By recognizing the signs of allergies and identifying specific triggers, individuals can take proactive measures to minimize exposure and alleviate symptoms. It is crucial to consult with healthcare professionals, particularly allergists, who possess the expertise to diagnose allergies accurately and provide personalized treatment plans.

We strongly encourage those experiencing persistent allergy symptoms to seek medical advice for proper diagnosis and guidance. With the right knowledge and support, individuals can find relief from their allergies, regain control over their lives, and improve their overall well-being.

Remember, allergies should never be taken lightly or dismissed as trivial inconveniences. They can significantly impact daily life and limit one's activities. By adhering to recommended management strategies and making necessary lifestyle modifications, individuals can successfully navigate the challenges posed by allergies and enjoy a better quality of life.

Take charge of your allergies today, consult with a healthcare professional, and embark on a journey towards understanding, managing, and finding relief from allergies. You deserve to live a life free from the constraints imposed by allergic reactions.


1. What are some common indoor allergens?

Common indoor allergens include dust mites, pet dander, mold, and cockroach droppings. These allergens can trigger allergic reactions and cause symptoms such as sneezing, coughing, and itching. It is important to minimize exposure to these allergens by regularly cleaning and vacuuming your home, using allergen-proof mattress and pillow covers, and keeping pets out of bedrooms.

2. Can food allergies cause allergic reactions?

Yes, food allergies can cause allergic reactions. Certain foods such as peanuts, tree nuts, eggs, milk, soy, wheat, fish, and shellfish are common triggers for allergic reactions. These reactions can range from mild symptoms like hives and itching to severe symptoms like difficulty breathing and anaphylaxis. If you suspect that you have a food allergy, it is important to seek medical advice for a proper diagnosis and to avoid the allergen in your diet.

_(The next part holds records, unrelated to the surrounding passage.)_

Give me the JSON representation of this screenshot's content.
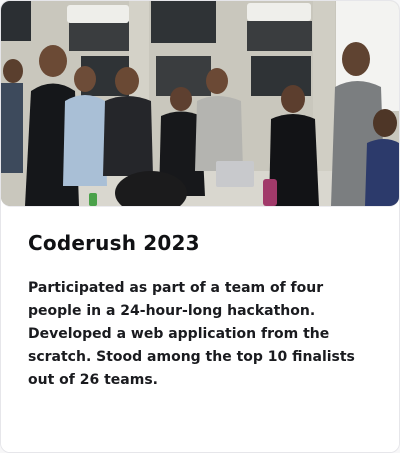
{
  "card": {
    "title": "Coderush 2023",
    "description": "Participated as part of a team of four people in a 24-hour-long hackathon. Developed a web application from the scratch. Stood among the top 10 finalists out of 26 teams."
  }
}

3. What tests are used to diagnose allergies?

There are different tests used to diagnose allergies. Two common tests are skin prick tests and blood tests. In a skin prick test, small amounts of allergens are placed on your skin, and then your doctor will observe your skin's reaction. Blood tests, on the other hand, measure the level of specific antibodies (IgE) in your blood in response to allergens. Both tests help identify the allergens causing your symptoms and assist your healthcare provider in developing an appropriate treatment plan.

4. What lifestyle changes can I make to manage my allergies?

To manage your allergies, you can make several lifestyle changes. These include keeping windows closed during high pollen periods, wearing a mask when doing yard work or being in dusty environments, using high-efficiency air filters in your home, and regularly washing bedding in hot water to eliminate dust mites. Additionally, it is beneficial to avoid smoking and minimize exposure to tobacco smoke, as it can worsen allergy symptoms. Discussing your specific triggers with an allergist can help you determine other personalized lifestyle changes that can alleviate your symptoms.

5. What are allergy shots and how do they help manage allergies?

Allergy shots, also known as immunotherapy, involve gradually exposing your body to increasing amounts of allergens to build tolerance. This treatment can help reduce the severity of allergy symptoms and minimize the need for medication. Typically, allergy shots are recommended for individuals with severe allergies who do not get adequate relief from other treatments. These shots are administered by an allergist and are tailored to meet the patient's specific allergenic triggers.

William H. McDaniel, MD

Dr. Robert H. Shmerling is the former clinical chief of the division of rheumatology at Beth Israel Deaconess Medical Center (BIDMC), and is a current member of the corresponding faculty in medicine at Harvard Medical School.

Leave a Comment

Scroll to Top